Among all the impacts of climate change, from rising sea levels to landslides and flooding, there is one that does not get the attention it deserves: an exacerbation of inequalities, particularly for women.
As unemployment deepens across this Southern African nation and as the country battles to achieve the United Nations Millennium Development Goals (MDGs) ahead of the December 2015 deadline, thousands of urban Zimbabweans here are facing starvation.
President Rafael Correa Delgado of Ecuador does not mince words when it comes to development. ”Neoliberal policies based on so-called competitiveness, efficiency and the labour flexibility framework have helped the empire of capital to prosper at the cost of human labour,” he told a crowded auditorium at the 15th Raul Prebitsch Lecture.
Women’s empowerment and political participation are not only crucial for women: they are essential for effective democratic governance, one which promotes human rights and equity. The same can be said about the importance of boosting youth political participation.
Stricter laws could curb the rising trend of child abuse in Sri Lanka, experts say. However, recommendations like witness protection, special courts and procedures to hear abuse cases and more legal assistance to victims are unlikely to be included in a new draft Child Protection Policy that is to be presented to parliament before the end of the year.
Despite all the evidence of climate change, Zimbabwe has no policy on climate change. Garikai Chaunza reports from Harare that the country is finally working on a climate change policy.
In the aftermath of the global economic crisis and with three years to go until the 2015 deadline of the Millennium Development Goals, global leaders are struggling to formulate a post-2015 agenda that can address the widespread dilemmas of employment and inclusive growth.
“Are you a park ranger?” IPS asked. “No, I am one of the owners of the territory,” Ángel Durán responded in a firm voice. The Bolivian indigenous leader is in this northern Australian city along with 1,200 other native delegates from over 50 countries for the World Indigenous Network (WIN) conference.
Issues related to the ownership of forest carbon and to prior consultation mechanisms threaten to derail plans for the Reduction of Emissions from Deforestation and Degradation of Forests (REDD+) in some countries of Latin America, according to experts.
Up to a quarter of women in Europe have experienced domestic violence at some point in their lives, according to the Council of Europe. But despite the widespread nature of the phenomenon, more often than not we ignore it. A short video launched last month in Serbia managed to break this silence.
On Tuesday, leaders of five large emerging economies – Brazil, Russia, India, China, and South Africa, known as the BRICS – will gather in Durban, South Africa to discuss harnessing their formidable resources on behalf of faster development progress in Africa and elsewhere.
The world's 132 developing nations, largely part of the global South, are ascending at a pace “unprecedented in its speed and scale", according to the latest Human Development Report
(HDR) released Thursday by the U.N. Development Programme (UNDP).

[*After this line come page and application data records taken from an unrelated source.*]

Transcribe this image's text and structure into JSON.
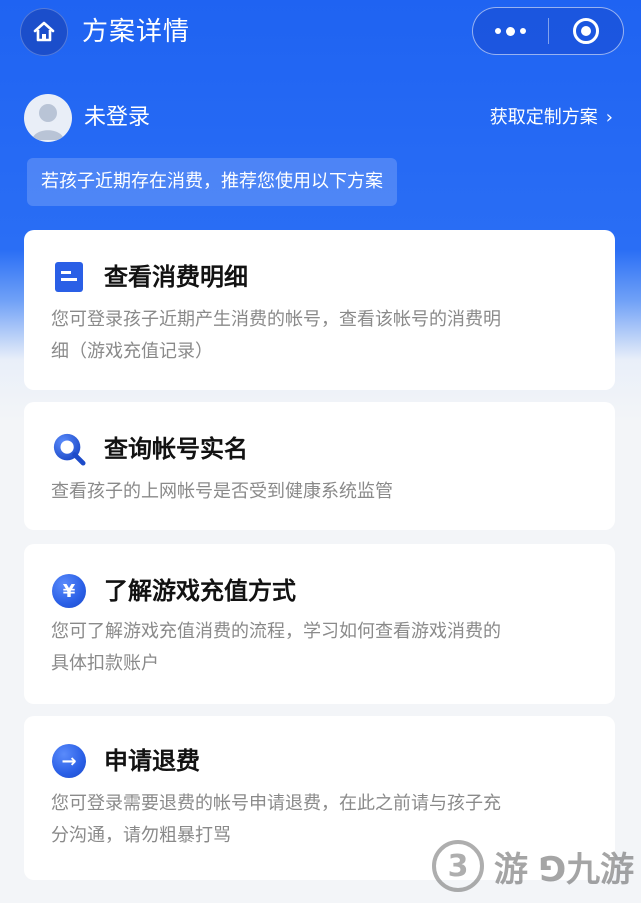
{
  "header": {
    "title": "方案详情",
    "home_icon": "home-icon",
    "more_icon": "more-dots-icon",
    "close_icon": "target-icon"
  },
  "user": {
    "name": "未登录",
    "custom_plan_link": "获取定制方案",
    "custom_plan_arrow": "›"
  },
  "notice": "若孩子近期存在消费，推荐您使用以下方案",
  "cards": [
    {
      "icon": "document-icon",
      "title": "查看消费明细",
      "desc_line1": "您可登录孩子近期产生消费的帐号，查看该帐号的消费明",
      "desc_line2": "细（游戏充值记录）"
    },
    {
      "icon": "search-icon",
      "title": "查询帐号实名",
      "desc_line1": "查看孩子的上网帐号是否受到健康系统监管",
      "desc_line2": ""
    },
    {
      "icon": "yen-icon",
      "icon_text": "¥",
      "title": "了解游戏充值方式",
      "desc_line1": "您可了解游戏充值消费的流程，学习如何查看游戏消费的",
      "desc_line2": "具体扣款账户"
    },
    {
      "icon": "arrow-right-icon",
      "icon_text": "→",
      "title": "申请退费",
      "desc_line1": "您可登录需要退费的帐号申请退费，在此之前请与孩子充",
      "desc_line2": "分沟通，请勿粗暴打骂"
    }
  ],
  "watermark": {
    "circle": "3",
    "text": "游 ⅁九游"
  },
  "colors": {
    "primary": "#1f63f2",
    "accent_icon": "#2a5fe6",
    "desc_text": "#8a8a8a"
  }
}
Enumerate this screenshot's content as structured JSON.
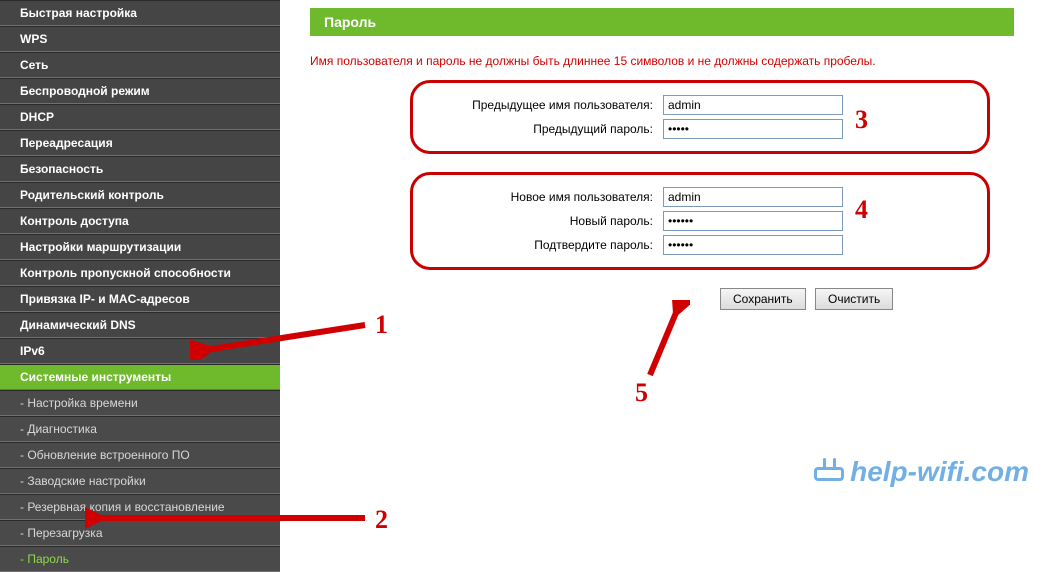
{
  "sidebar": {
    "items": [
      {
        "label": "Быстрая настройка"
      },
      {
        "label": "WPS"
      },
      {
        "label": "Сеть"
      },
      {
        "label": "Беспроводной режим"
      },
      {
        "label": "DHCP"
      },
      {
        "label": "Переадресация"
      },
      {
        "label": "Безопасность"
      },
      {
        "label": "Родительский контроль"
      },
      {
        "label": "Контроль доступа"
      },
      {
        "label": "Настройки маршрутизации"
      },
      {
        "label": "Контроль пропускной способности"
      },
      {
        "label": "Привязка IP- и MAC-адресов"
      },
      {
        "label": "Динамический DNS"
      },
      {
        "label": "IPv6"
      },
      {
        "label": "Системные инструменты"
      }
    ],
    "subitems": [
      {
        "label": "- Настройка времени"
      },
      {
        "label": "- Диагностика"
      },
      {
        "label": "- Обновление встроенного ПО"
      },
      {
        "label": "- Заводские настройки"
      },
      {
        "label": "- Резервная копия и восстановление"
      },
      {
        "label": "- Перезагрузка"
      },
      {
        "label": "- Пароль"
      }
    ]
  },
  "page": {
    "title": "Пароль",
    "warning": "Имя пользователя и пароль не должны быть длиннее 15 символов и не должны содержать пробелы."
  },
  "form": {
    "old_user_label": "Предыдущее имя пользователя:",
    "old_user_value": "admin",
    "old_pass_label": "Предыдущий пароль:",
    "old_pass_value": "•••••",
    "new_user_label": "Новое имя пользователя:",
    "new_user_value": "admin",
    "new_pass_label": "Новый пароль:",
    "new_pass_value": "••••••",
    "confirm_pass_label": "Подтвердите пароль:",
    "confirm_pass_value": "••••••"
  },
  "buttons": {
    "save": "Сохранить",
    "clear": "Очистить"
  },
  "annotations": {
    "n1": "1",
    "n2": "2",
    "n3": "3",
    "n4": "4",
    "n5": "5"
  },
  "watermark": "help-wifi.com"
}
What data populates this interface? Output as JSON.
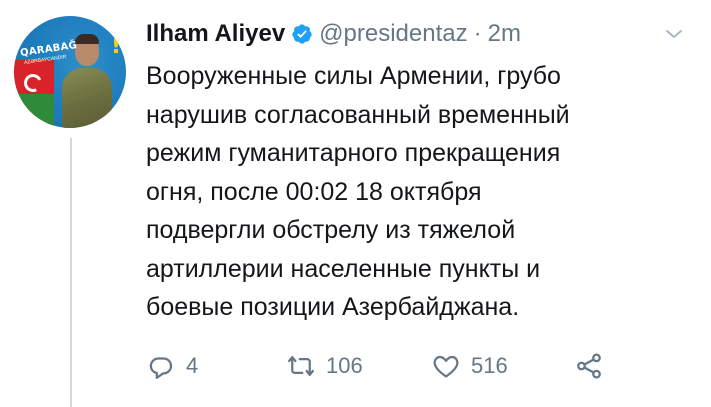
{
  "tweet": {
    "display_name": "Ilham Aliyev",
    "handle": "@presidentaz",
    "separator": "·",
    "time": "2m",
    "text_lines": [
      "Вооруженные силы Армении, грубо",
      "нарушив согласованный временный",
      "режим гуманитарного прекращения",
      "огня, после 00:02 18 октября",
      "подвергли обстрелу из тяжелой",
      "артиллерии населенные пункты и",
      "боевые позиции Азербайджана."
    ]
  },
  "avatar": {
    "banner_text": "QARABAĞ",
    "banner_sub": "AZƏRBAYCANDIR",
    "exclamation": "!"
  },
  "actions": {
    "reply_count": "4",
    "retweet_count": "106",
    "like_count": "516"
  },
  "icons": {
    "verified": "verified-badge-icon",
    "caret": "chevron-down-icon",
    "reply": "reply-icon",
    "retweet": "retweet-icon",
    "like": "heart-icon",
    "share": "share-icon"
  },
  "colors": {
    "text": "#14171a",
    "muted": "#657786",
    "verified": "#1da1f2",
    "divider": "#cfd9de"
  }
}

On the sidelines of the 57th session of the Commission on the Status of Women (CSW), the United Nations Development Programme
(UNDP) and the Huairou Commission
(HC), on March 4th, organised a panel discussion on women's access to justice.
U.N. agency heads gathered Tuesday to reassert their unified commitment to ending the epidemic of violence against women and girls, and bringing justice and healing to survivors.
"Adaptation to climate change is urgent and must be part of development," said Bárbara Pesce-Monteiro, the United Nations resident coordinator in Cuba, assessing the damage done by hurricane Sandy in the eastern region of the country.